    Barbara... You do know that "Poland Spring" is just tap water and they had the shit sued out of them a few years ago for using treated waste water. Ha, you can't make this shit up. Also, you and Alison are on "AdScam" today, concerning the night she saved my life!!! Cheers/George
  5. Steven Kirstein from OnProcess Technology , February 13, 2013 at 5:17 p.m.
    This, like the "Oreo Moment", may be of far more interest to the PR/Ad community than anyone else. Clever? Absolutely. Lasting/impactful? Less certain.
  6. Paula Lynn from Who Else Unlimited , February 14, 2013 at 10:09 a.m.
    Rubio can go back to Cuba as a gain for US, but it was not his choice of water and still a human being who in not immune to normal human needs (although he loses that note for others) like thirst.

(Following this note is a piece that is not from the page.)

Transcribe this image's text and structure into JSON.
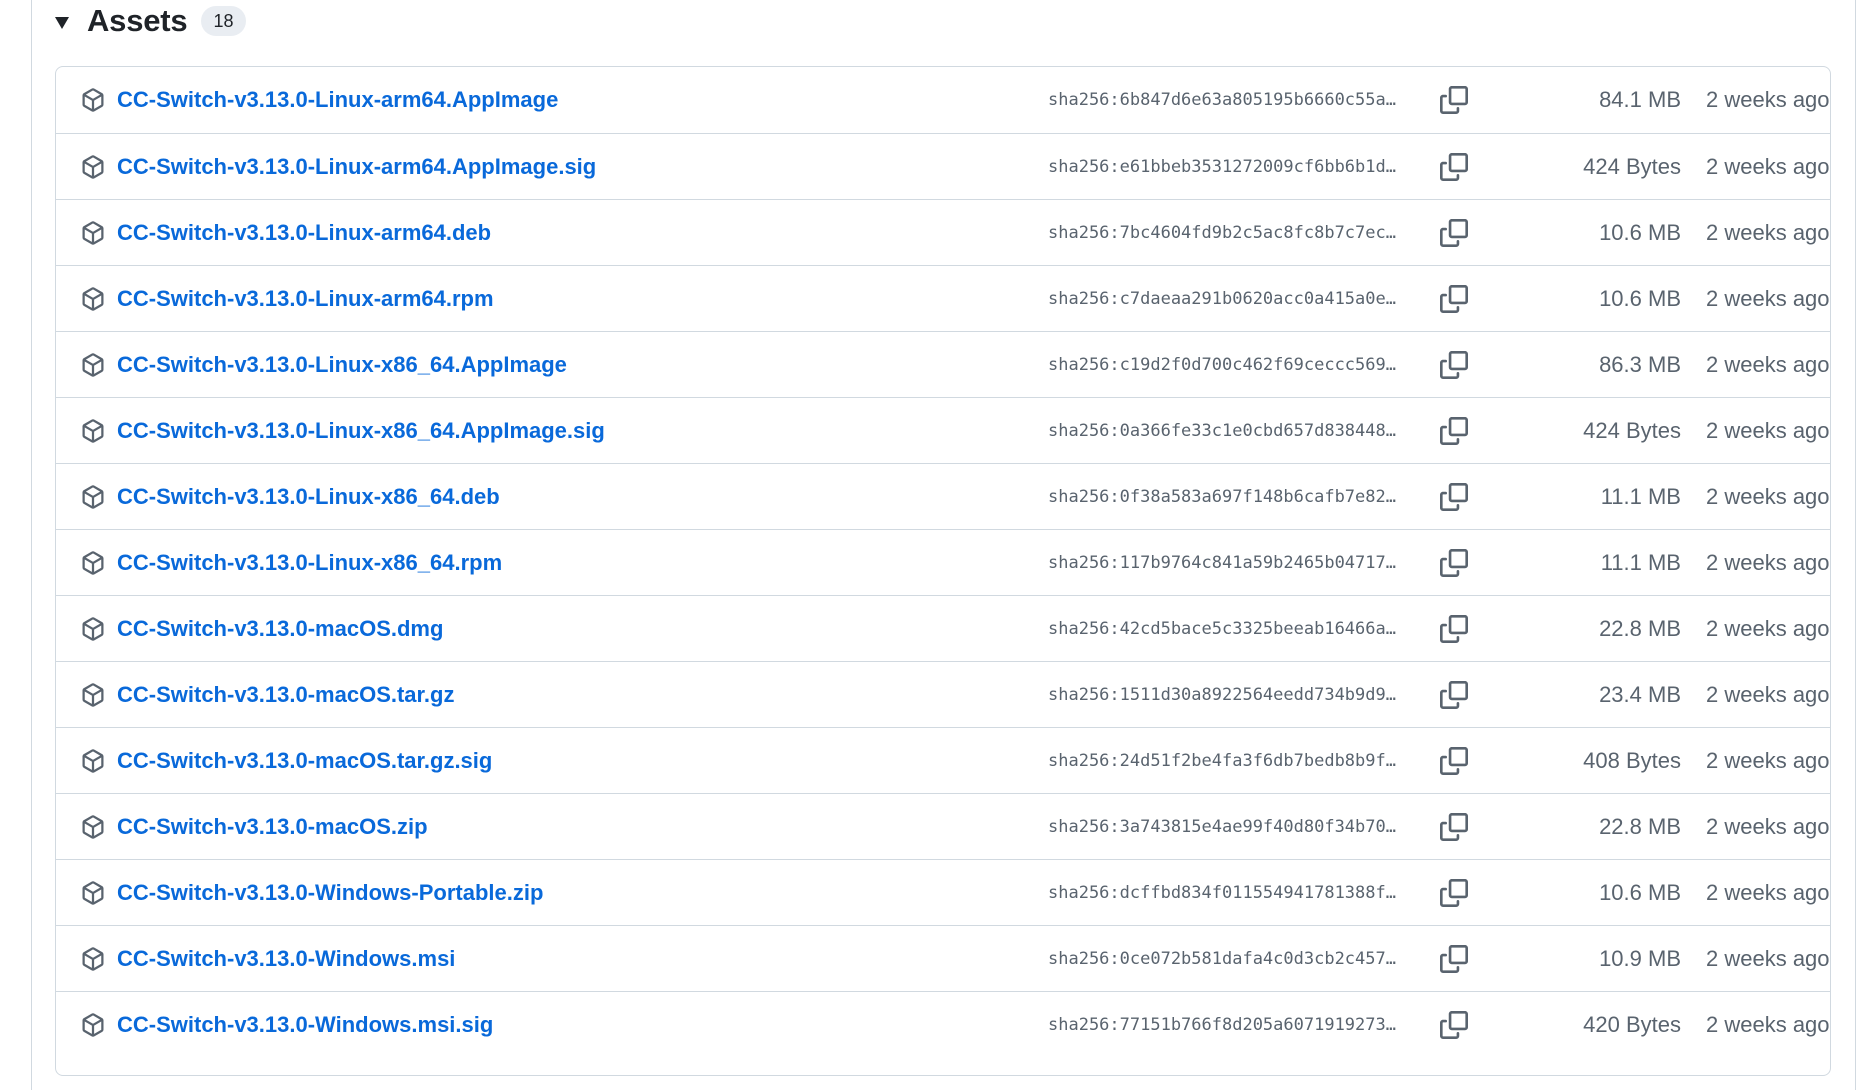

Other than that, Gary Throckmorton said it best. So many people don't have enough to do.
  7. Wally Greene from Greenefields Talent Advisors LLC , February 14, 2013 at 11:37 a.m.
    Reminds me of the Tiger Woods "Nike moment" on the 16th hole of the 2005 Masters where the ball paused to show the logo before falling in.
  8. Carol Gray from WriteAway , February 14, 2013 at 5:07 p.m.
    Right again, Barbara. Super Bowl or not, we've always got to be on our best game.
  9. Tom Messner from BONACCOLTA MESSNER , February 14, 2013 at 5:37 p.m.
    The President meanwhile has moved ahead on several fronts in the face of the weak rebuttal. He's closed the office opened to close Gitmo; he's disbanded the Presidential Jobs Council so he no longer has to no show every month for his Presidential Jobs Council meetings; and he's put himself "on principle" against filibustering Presidential nominees such as Hagel, his previous principle having been voting to filibuster Justice Alito's nomination; and his skeet-shooting shot has been proposed as his official Presidential portrait.
  10. Alex Lekas from PTI Security , February 14, 2013 at 7:29 p.m.
    The president has spoken of Navy corpse-men, 57 states, acknowledged the "fallen heroes" in attendance at a ceremony, has decided it's okay to kill Americans with drones, demands that same debt ceiling whose raising he opposed as a Senator be raised now, but somehow we are to believe that someone taking a drink is a career killer? Seriously? No wonder the nation is in such disarray.
  11. Barbara Lippert from mediapost.com , February 26, 2013 at 2:48 p.m.
    Actually, Rubio responded very cleverly to the sip-hah-ha-- his tweets and use of social media were right on. It was Poland Spring that was criticized-- and took about 48 hours to respond. Win for Rubio!